The answer should contain each record below, repeated exactly.

+++++

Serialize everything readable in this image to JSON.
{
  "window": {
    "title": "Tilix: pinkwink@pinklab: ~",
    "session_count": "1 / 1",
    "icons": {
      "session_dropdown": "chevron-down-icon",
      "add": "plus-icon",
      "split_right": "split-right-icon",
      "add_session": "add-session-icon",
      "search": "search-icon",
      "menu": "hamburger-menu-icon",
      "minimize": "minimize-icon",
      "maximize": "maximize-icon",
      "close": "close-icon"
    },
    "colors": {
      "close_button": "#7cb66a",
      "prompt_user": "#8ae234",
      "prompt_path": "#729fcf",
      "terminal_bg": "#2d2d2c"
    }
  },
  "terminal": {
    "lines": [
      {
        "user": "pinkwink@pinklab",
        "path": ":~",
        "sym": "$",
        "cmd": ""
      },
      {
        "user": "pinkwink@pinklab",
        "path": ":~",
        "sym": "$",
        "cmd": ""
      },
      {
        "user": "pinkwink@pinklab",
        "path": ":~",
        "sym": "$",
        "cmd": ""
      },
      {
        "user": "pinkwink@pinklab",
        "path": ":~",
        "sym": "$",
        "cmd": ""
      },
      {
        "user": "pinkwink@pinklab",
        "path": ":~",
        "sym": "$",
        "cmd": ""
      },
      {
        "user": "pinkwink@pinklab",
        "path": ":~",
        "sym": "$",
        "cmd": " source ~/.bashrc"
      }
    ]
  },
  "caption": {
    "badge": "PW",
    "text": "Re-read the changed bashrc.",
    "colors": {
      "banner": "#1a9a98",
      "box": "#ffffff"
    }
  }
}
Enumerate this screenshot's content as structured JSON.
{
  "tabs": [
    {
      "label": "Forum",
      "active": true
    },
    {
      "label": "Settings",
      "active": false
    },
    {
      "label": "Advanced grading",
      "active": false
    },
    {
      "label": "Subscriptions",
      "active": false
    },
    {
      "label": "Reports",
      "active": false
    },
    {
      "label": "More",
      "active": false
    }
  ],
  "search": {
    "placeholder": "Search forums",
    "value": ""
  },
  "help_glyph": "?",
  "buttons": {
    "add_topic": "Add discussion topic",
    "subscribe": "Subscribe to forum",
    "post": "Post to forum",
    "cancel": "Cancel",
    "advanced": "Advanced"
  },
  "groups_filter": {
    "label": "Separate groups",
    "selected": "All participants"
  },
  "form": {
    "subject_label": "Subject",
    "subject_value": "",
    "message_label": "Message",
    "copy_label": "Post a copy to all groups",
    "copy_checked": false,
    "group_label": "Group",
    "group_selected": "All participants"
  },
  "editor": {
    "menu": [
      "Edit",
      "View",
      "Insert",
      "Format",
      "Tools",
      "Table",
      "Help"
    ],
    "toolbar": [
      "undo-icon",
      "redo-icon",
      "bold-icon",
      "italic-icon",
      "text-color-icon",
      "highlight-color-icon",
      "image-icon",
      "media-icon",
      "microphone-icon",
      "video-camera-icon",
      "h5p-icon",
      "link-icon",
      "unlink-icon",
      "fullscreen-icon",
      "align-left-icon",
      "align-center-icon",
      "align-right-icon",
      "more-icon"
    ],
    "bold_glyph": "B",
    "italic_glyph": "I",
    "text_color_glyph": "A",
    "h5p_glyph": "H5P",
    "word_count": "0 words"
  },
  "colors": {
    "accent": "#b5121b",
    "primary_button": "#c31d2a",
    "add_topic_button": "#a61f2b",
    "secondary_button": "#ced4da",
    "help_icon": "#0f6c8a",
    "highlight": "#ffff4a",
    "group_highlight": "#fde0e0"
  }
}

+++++

» **Exercise output**
Serialize everything readable in this image to JSON.
{
  "window": {
    "title": "Tilix: pinkwink@pinklab: ~",
    "session_count": "1 / 1",
    "icons": {
      "session_dropdown": "chevron-down-icon",
      "add": "plus-icon",
      "split_right": "split-right-icon",
      "add_session": "add-session-icon",
      "search": "search-icon",
      "menu": "hamburger-menu-icon",
      "minimize": "minimize-icon",
      "maximize": "maximize-icon",
      "close": "close-icon"
    },
    "colors": {
      "close_button": "#7cb66a",
      "prompt_user": "#8ae234",
      "prompt_path": "#729fcf",
      "terminal_bg": "#2d2d2c"
    }
  },
  "terminal": {
    "lines": [
      {
        "user": "pinkwink@pinklab",
        "path": ":~",
        "sym": "$",
        "cmd": ""
      },
      {
        "user": "pinkwink@pinklab",
        "path": ":~",
        "sym": "$",
        "cmd": ""
      },
      {
        "user": "pinkwink@pinklab",
        "path": ":~",
        "sym": "$",
        "cmd": ""
      },
      {
        "user": "pinkwink@pinklab",
        "path": ":~",
        "sym": "$",
        "cmd": ""
      },
      {
        "user": "pinkwink@pinklab",
        "path": ":~",
        "sym": "$",
        "cmd": ""
      },
      {
        "user": "pinkwink@pinklab",
        "path": ":~",
        "sym": "$",
        "cmd": " source ~/.bashrc"
      }
    ]
  },
  "caption": {
    "badge": "PW",
    "text": "Re-read the changed bashrc.",
    "colors": {
      "banner": "#1a9a98",
      "box": "#ffffff"
    }
  }
}
Enumerate this screenshot's content as structured JSON.
{
  "tabs": [
    {
      "label": "Forum",
      "active": true
    },
    {
      "label": "Settings",
      "active": false
    },
    {
      "label": "Advanced grading",
      "active": false
    },
    {
      "label": "Subscriptions",
      "active": false
    },
    {
      "label": "Reports",
      "active": false
    },
    {
      "label": "More",
      "active": false
    }
  ],
  "search": {
    "placeholder": "Search forums",
    "value": ""
  },
  "help_glyph": "?",
  "buttons": {
    "add_topic": "Add discussion topic",
    "subscribe": "Subscribe to forum",
    "post": "Post to forum",
    "cancel": "Cancel",
    "advanced": "Advanced"
  },
  "groups_filter": {
    "label": "Separate groups",
    "selected": "All participants"
  },
  "form": {
    "subject_label": "Subject",
    "subject_value": "",
    "message_label": "Message",
    "copy_label": "Post a copy to all groups",
    "copy_checked": false,
    "group_label": "Group",
    "group_selected": "All participants"
  },
  "editor": {
    "menu": [
      "Edit",
      "View",
      "Insert",
      "Format",
      "Tools",
      "Table",
      "Help"
    ],
    "toolbar": [
      "undo-icon",
      "redo-icon",
      "bold-icon",
      "italic-icon",
      "text-color-icon",
      "highlight-color-icon",
      "image-icon",
      "media-icon",
      "microphone-icon",
      "video-camera-icon",
      "h5p-icon",
      "link-icon",
      "unlink-icon",
      "fullscreen-icon",
      "align-left-icon",
      "align-center-icon",
      "align-right-icon",
      "more-icon"
    ],
    "bold_glyph": "B",
    "italic_glyph": "I",
    "text_color_glyph": "A",
    "h5p_glyph": "H5P",
    "word_count": "0 words"
  },
  "colors": {
    "accent": "#b5121b",
    "primary_button": "#c31d2a",
    "add_topic_button": "#a61f2b",
    "secondary_button": "#ced4da",
    "help_icon": "#0f6c8a",
    "highlight": "#ffff4a",
    "group_highlight": "#fde0e0"
  }
}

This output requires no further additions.